There, the employee Miss Przybylska, was employed on a 3 month probationary period, which could have been extended by the employer. During the probation her employment could be terminated with a week’s notice, with a longer period applying once the probation was completed. She was on holiday when her probationary period expired and the employer had not yet taken steps to extend her probationary period. A couple of weeks later she was dismissed with just a week’s notice, as required during her probationary period.
She complained of breach of contract and the decision was that she should have been paid 3 months notice, which would have applied after the completion of her probationary period. The Tribunal said that the assessment on whether to confirm the completion of her probation or extend it should have taken place during the probationary period and if it wanted to the employer should have extended the probationary period before it was due to expire. Therefore, if the employer has not taken steps to extend the probation before it expires, it would be assumed that it has been successfully completed and the terms that would apply following successful completion would be the valid ones.
However, even if they were due a month’s notice, that is only payable if they are ready and willing to work through that period.

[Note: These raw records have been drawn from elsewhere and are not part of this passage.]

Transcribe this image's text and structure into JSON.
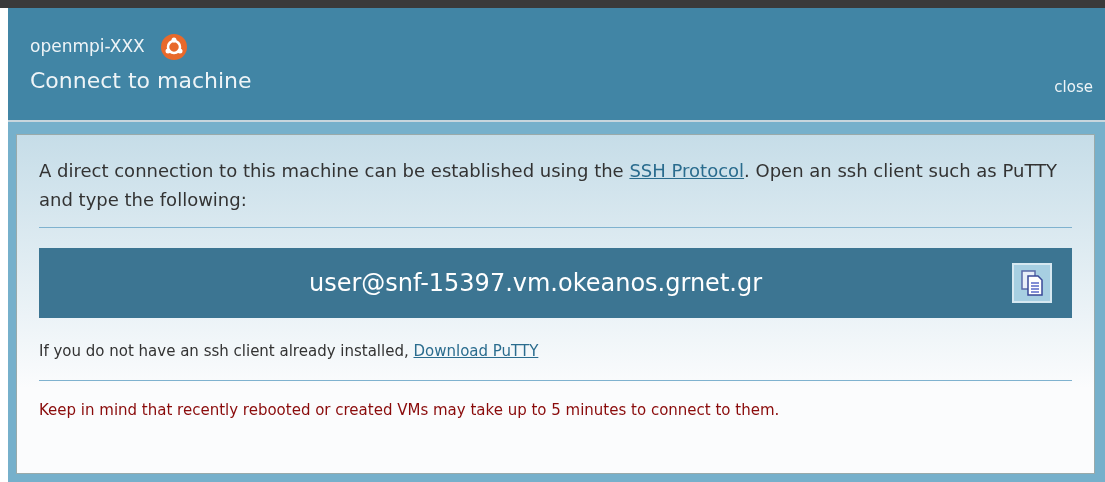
{
  "header": {
    "machine_name": "openmpi-XXX",
    "title": "Connect to machine",
    "close": "close"
  },
  "intro": {
    "before": "A direct connection to this machine can be established using the ",
    "link": "SSH Protocol",
    "after": ". Open an ssh client such as PuTTY and type the following:"
  },
  "command": "user@snf-15397.vm.okeanos.grnet.gr",
  "download": {
    "text": "If you do not have an ssh client already installed, ",
    "link": "Download PuTTY"
  },
  "warning": "Keep in mind that recently rebooted or created VMs may take up to 5 minutes to connect to them."
}
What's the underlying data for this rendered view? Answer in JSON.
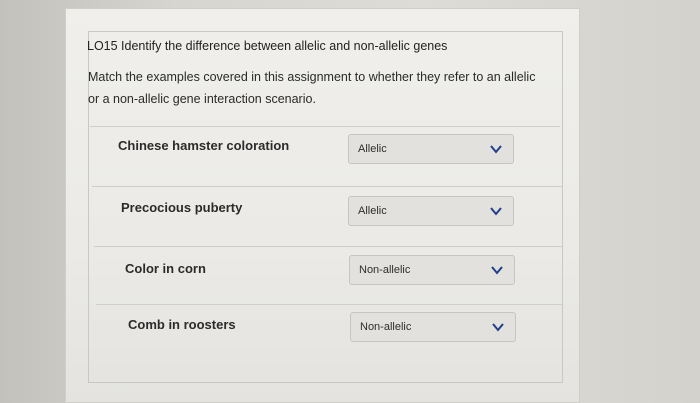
{
  "question": {
    "title": "LO15 Identify the difference between allelic and non-allelic genes",
    "instructions": "Match the examples covered in this assignment to whether they refer to an allelic or a non-allelic gene interaction scenario."
  },
  "rows": [
    {
      "label": "Chinese hamster coloration",
      "selected": "Allelic"
    },
    {
      "label": "Precocious puberty",
      "selected": "Allelic"
    },
    {
      "label": "Color in corn",
      "selected": "Non-allelic"
    },
    {
      "label": "Comb in roosters",
      "selected": "Non-allelic"
    }
  ],
  "icons": {
    "dropdown": "chevron-down-icon"
  },
  "colors": {
    "chevron": "#1f3e8c"
  }
}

It is not possible for someone to resign, refuse to work their notice period and still expect to be paid for it. In fact you have done more than is expected of you by paying them the week’s notice – again this should have only been paid if they were willing to work it. So in the circumstances it is unlikely that they have a claim for the longer notice period, purely due to the fact that they were not available to work during that period.
I hope this has answered your query. Please take a second to leave a positive rating, or if you need me to clarify anything before you go - please get back to me and I will assist further as best as I can. Thank you
Customer: replied 1 year ago.
Thank you for the information. Would there be any circumstances where it is likely they would have a claim against not working the notice period? They are taking the company to employment tribunal regarding breach of contract for the claim they passed their probation period and paid insufficient notice, however I now see it that the resignation without notice now overrides this?
Expert:  Ben Jones replied 1 year ago.
Thank you for your response, which I will now review. I will get back to you as soon as possible. Please do not respond to this message as it will just push your question to the back of the queue and you may experience unnecessary delays. Thank you
Expert:  Ben Jones replied 1 year ago.
Hello again, I do not see how they would claim here. They are claiming that they were not being given sufficient notice period but to get that they would need to actually work that notice period. So the fact that they resigned without notice before you even mentioned anything about a notice period means that they have forfeited that right.
If your original question has been answered I would be grateful if you could please quickly rate my answer - it only takes a second to do and is an important part of our process. I can still answer follow up questions afterwards if needed. Thank you
Expert:  Ben Jones replied 1 year ago.
Hello, I see you have accessed and read my answer to your query. Please let me know if this has answered your original question or if you need me to clarify anything else for you in relation to this? I just need to know whether you need further help or if I can close the question? Thank you